▶ _Interface dataset entries_:
◇ ◇ ◇
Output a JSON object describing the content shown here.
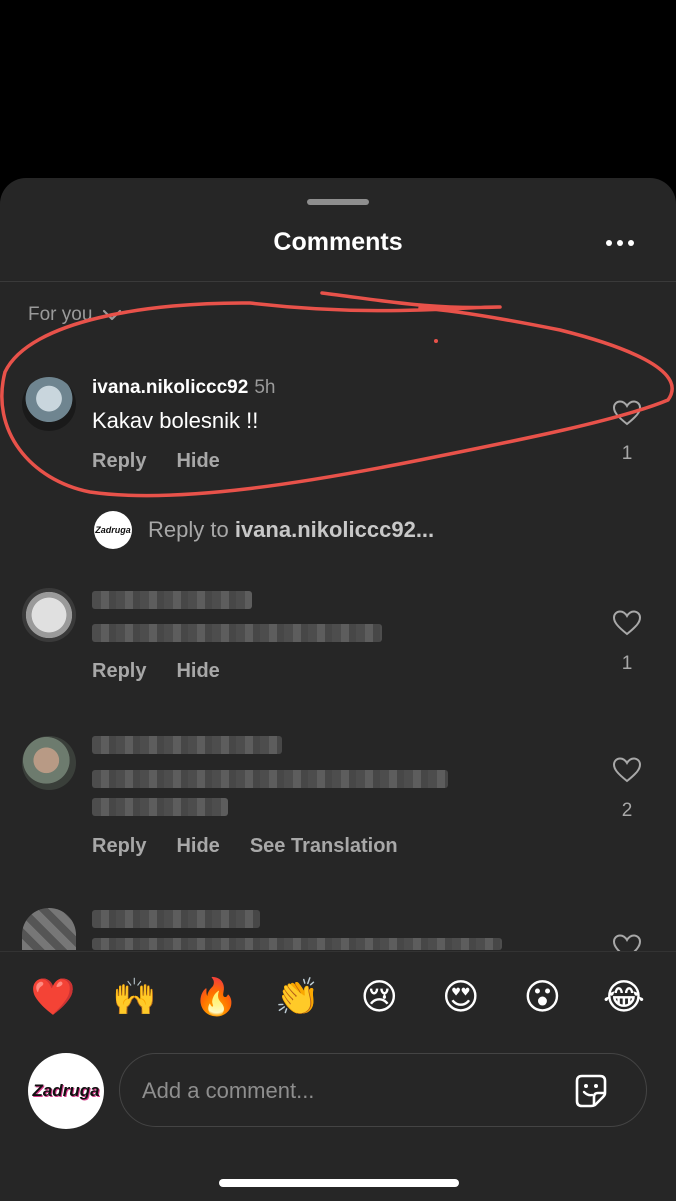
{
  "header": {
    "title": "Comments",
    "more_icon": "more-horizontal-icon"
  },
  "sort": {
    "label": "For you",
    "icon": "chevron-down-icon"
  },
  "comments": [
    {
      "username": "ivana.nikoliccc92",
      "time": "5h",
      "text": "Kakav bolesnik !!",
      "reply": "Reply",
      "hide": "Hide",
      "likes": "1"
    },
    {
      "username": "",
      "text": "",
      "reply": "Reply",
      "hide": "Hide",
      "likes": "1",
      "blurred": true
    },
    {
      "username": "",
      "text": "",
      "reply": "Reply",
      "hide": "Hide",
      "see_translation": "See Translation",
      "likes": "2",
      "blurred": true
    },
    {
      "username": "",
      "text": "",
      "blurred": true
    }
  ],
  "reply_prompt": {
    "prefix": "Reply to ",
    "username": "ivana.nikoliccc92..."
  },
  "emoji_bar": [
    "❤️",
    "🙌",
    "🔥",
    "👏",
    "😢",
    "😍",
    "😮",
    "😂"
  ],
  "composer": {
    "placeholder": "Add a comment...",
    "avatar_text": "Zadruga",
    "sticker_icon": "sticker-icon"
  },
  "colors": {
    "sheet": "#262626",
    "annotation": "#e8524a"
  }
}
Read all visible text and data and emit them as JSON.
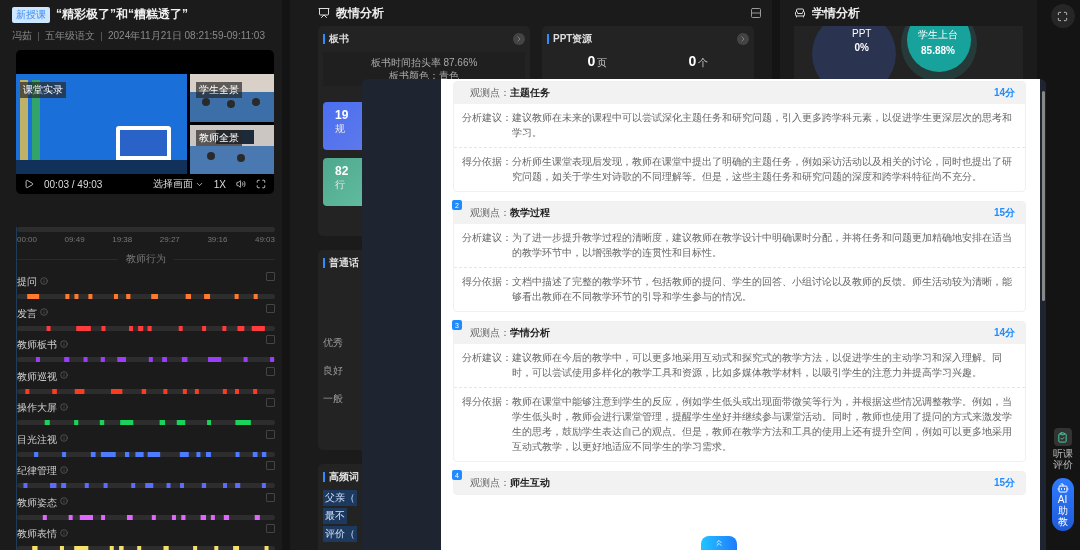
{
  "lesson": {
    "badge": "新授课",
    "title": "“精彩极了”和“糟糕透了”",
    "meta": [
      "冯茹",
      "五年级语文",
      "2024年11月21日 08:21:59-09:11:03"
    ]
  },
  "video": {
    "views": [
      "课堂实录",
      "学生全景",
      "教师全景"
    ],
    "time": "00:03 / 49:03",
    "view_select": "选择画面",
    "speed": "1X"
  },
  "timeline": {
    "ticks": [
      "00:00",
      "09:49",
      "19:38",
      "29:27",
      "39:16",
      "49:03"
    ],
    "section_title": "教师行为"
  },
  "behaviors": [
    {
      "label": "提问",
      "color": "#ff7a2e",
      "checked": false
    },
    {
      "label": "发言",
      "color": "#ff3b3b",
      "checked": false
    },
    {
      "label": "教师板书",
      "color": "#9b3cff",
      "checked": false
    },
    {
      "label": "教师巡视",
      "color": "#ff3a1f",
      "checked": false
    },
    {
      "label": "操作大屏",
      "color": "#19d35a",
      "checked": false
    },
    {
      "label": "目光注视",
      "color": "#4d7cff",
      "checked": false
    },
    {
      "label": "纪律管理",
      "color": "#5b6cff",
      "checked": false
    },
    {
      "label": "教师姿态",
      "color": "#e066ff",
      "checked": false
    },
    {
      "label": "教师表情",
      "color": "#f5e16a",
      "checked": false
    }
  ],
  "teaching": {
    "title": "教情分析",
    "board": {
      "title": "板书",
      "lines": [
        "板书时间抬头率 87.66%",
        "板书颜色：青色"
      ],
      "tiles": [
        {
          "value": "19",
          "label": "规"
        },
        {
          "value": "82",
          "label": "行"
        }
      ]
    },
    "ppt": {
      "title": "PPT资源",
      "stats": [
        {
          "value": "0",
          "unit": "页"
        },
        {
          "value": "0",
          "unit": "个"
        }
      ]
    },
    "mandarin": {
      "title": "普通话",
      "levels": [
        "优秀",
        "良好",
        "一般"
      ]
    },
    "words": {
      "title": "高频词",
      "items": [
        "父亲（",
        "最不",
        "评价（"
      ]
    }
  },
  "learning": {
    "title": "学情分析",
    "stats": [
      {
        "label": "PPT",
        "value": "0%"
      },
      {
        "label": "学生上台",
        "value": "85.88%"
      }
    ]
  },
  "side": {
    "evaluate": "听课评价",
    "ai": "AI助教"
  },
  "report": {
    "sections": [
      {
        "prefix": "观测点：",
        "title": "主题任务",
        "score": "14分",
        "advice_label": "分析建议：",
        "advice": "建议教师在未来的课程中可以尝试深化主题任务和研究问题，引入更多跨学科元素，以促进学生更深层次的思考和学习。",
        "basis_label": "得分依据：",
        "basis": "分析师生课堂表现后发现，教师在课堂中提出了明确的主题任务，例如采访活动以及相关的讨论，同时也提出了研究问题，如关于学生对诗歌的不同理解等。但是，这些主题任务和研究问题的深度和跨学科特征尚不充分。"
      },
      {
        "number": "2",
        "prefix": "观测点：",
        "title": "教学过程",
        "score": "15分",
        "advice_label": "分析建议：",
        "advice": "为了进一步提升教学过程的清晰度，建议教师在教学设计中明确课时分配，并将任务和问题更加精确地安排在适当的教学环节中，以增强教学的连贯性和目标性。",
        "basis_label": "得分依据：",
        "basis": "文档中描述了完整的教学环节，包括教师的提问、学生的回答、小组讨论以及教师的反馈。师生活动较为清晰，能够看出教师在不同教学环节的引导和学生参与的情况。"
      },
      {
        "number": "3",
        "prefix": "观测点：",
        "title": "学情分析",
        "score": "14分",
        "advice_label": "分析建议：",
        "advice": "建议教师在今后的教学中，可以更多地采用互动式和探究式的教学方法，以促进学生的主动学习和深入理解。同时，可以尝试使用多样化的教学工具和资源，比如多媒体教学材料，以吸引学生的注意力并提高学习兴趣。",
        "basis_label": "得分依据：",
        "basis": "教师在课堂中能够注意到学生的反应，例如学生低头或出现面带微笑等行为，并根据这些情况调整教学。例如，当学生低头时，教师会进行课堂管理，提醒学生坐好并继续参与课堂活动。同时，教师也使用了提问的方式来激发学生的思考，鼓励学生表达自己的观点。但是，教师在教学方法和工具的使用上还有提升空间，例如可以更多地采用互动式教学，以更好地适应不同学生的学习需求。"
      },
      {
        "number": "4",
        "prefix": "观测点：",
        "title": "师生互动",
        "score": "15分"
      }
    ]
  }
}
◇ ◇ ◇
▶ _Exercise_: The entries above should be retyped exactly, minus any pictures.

▶ _Reply_:
Output a JSON object describing the content shown here.
{
  "header": {
    "title": "Comments",
    "more_icon": "more-horizontal-icon"
  },
  "sort": {
    "label": "For you",
    "icon": "chevron-down-icon"
  },
  "comments": [
    {
      "username": "ivana.nikoliccc92",
      "time": "5h",
      "text": "Kakav bolesnik !!",
      "reply": "Reply",
      "hide": "Hide",
      "likes": "1"
    },
    {
      "username": "",
      "text": "",
      "reply": "Reply",
      "hide": "Hide",
      "likes": "1",
      "blurred": true
    },
    {
      "username": "",
      "text": "",
      "reply": "Reply",
      "hide": "Hide",
      "see_translation": "See Translation",
      "likes": "2",
      "blurred": true
    },
    {
      "username": "",
      "text": "",
      "blurred": true
    }
  ],
  "reply_prompt": {
    "prefix": "Reply to ",
    "username": "ivana.nikoliccc92..."
  },
  "emoji_bar": [
    "❤️",
    "🙌",
    "🔥",
    "👏",
    "😢",
    "😍",
    "😮",
    "😂"
  ],
  "composer": {
    "placeholder": "Add a comment...",
    "avatar_text": "Zadruga",
    "sticker_icon": "sticker-icon"
  },
  "colors": {
    "sheet": "#262626",
    "annotation": "#e8524a"
  }
}
Read all visible text and data and emit them as JSON.
{
  "lesson": {
    "badge": "新授课",
    "title": "“精彩极了”和“糟糕透了”",
    "meta": [
      "冯茹",
      "五年级语文",
      "2024年11月21日 08:21:59-09:11:03"
    ]
  },
  "video": {
    "views": [
      "课堂实录",
      "学生全景",
      "教师全景"
    ],
    "time": "00:03 / 49:03",
    "view_select": "选择画面",
    "speed": "1X"
  },
  "timeline": {
    "ticks": [
      "00:00",
      "09:49",
      "19:38",
      "29:27",
      "39:16",
      "49:03"
    ],
    "section_title": "教师行为"
  },
  "behaviors": [
    {
      "label": "提问",
      "color": "#ff7a2e",
      "checked": false
    },
    {
      "label": "发言",
      "color": "#ff3b3b",
      "checked": false
    },
    {
      "label": "教师板书",
      "color": "#9b3cff",
      "checked": false
    },
    {
      "label": "教师巡视",
      "color": "#ff3a1f",
      "checked": false
    },
    {
      "label": "操作大屏",
      "color": "#19d35a",
      "checked": false
    },
    {
      "label": "目光注视",
      "color": "#4d7cff",
      "checked": false
    },
    {
      "label": "纪律管理",
      "color": "#5b6cff",
      "checked": false
    },
    {
      "label": "教师姿态",
      "color": "#e066ff",
      "checked": false
    },
    {
      "label": "教师表情",
      "color": "#f5e16a",
      "checked": false
    }
  ],
  "teaching": {
    "title": "教情分析",
    "board": {
      "title": "板书",
      "lines": [
        "板书时间抬头率 87.66%",
        "板书颜色：青色"
      ],
      "tiles": [
        {
          "value": "19",
          "label": "规"
        },
        {
          "value": "82",
          "label": "行"
        }
      ]
    },
    "ppt": {
      "title": "PPT资源",
      "stats": [
        {
          "value": "0",
          "unit": "页"
        },
        {
          "value": "0",
          "unit": "个"
        }
      ]
    },
    "mandarin": {
      "title": "普通话",
      "levels": [
        "优秀",
        "良好",
        "一般"
      ]
    },
    "words": {
      "title": "高频词",
      "items": [
        "父亲（",
        "最不",
        "评价（"
      ]
    }
  },
  "learning": {
    "title": "学情分析",
    "stats": [
      {
        "label": "PPT",
        "value": "0%"
      },
      {
        "label": "学生上台",
        "value": "85.88%"
      }
    ]
  },
  "side": {
    "evaluate": "听课评价",
    "ai": "AI助教"
  },
  "report": {
    "sections": [
      {
        "prefix": "观测点：",
        "title": "主题任务",
        "score": "14分",
        "advice_label": "分析建议：",
        "advice": "建议教师在未来的课程中可以尝试深化主题任务和研究问题，引入更多跨学科元素，以促进学生更深层次的思考和学习。",
        "basis_label": "得分依据：",
        "basis": "分析师生课堂表现后发现，教师在课堂中提出了明确的主题任务，例如采访活动以及相关的讨论，同时也提出了研究问题，如关于学生对诗歌的不同理解等。但是，这些主题任务和研究问题的深度和跨学科特征尚不充分。"
      },
      {
        "number": "2",
        "prefix": "观测点：",
        "title": "教学过程",
        "score": "15分",
        "advice_label": "分析建议：",
        "advice": "为了进一步提升教学过程的清晰度，建议教师在教学设计中明确课时分配，并将任务和问题更加精确地安排在适当的教学环节中，以增强教学的连贯性和目标性。",
        "basis_label": "得分依据：",
        "basis": "文档中描述了完整的教学环节，包括教师的提问、学生的回答、小组讨论以及教师的反馈。师生活动较为清晰，能够看出教师在不同教学环节的引导和学生参与的情况。"
      },
      {
        "number": "3",
        "prefix": "观测点：",
        "title": "学情分析",
        "score": "14分",
        "advice_label": "分析建议：",
        "advice": "建议教师在今后的教学中，可以更多地采用互动式和探究式的教学方法，以促进学生的主动学习和深入理解。同时，可以尝试使用多样化的教学工具和资源，比如多媒体教学材料，以吸引学生的注意力并提高学习兴趣。",
        "basis_label": "得分依据：",
        "basis": "教师在课堂中能够注意到学生的反应，例如学生低头或出现面带微笑等行为，并根据这些情况调整教学。例如，当学生低头时，教师会进行课堂管理，提醒学生坐好并继续参与课堂活动。同时，教师也使用了提问的方式来激发学生的思考，鼓励学生表达自己的观点。但是，教师在教学方法和工具的使用上还有提升空间，例如可以更多地采用互动式教学，以更好地适应不同学生的学习需求。"
      },
      {
        "number": "4",
        "prefix": "观测点：",
        "title": "师生互动",
        "score": "15分"
      }
    ]
  }
}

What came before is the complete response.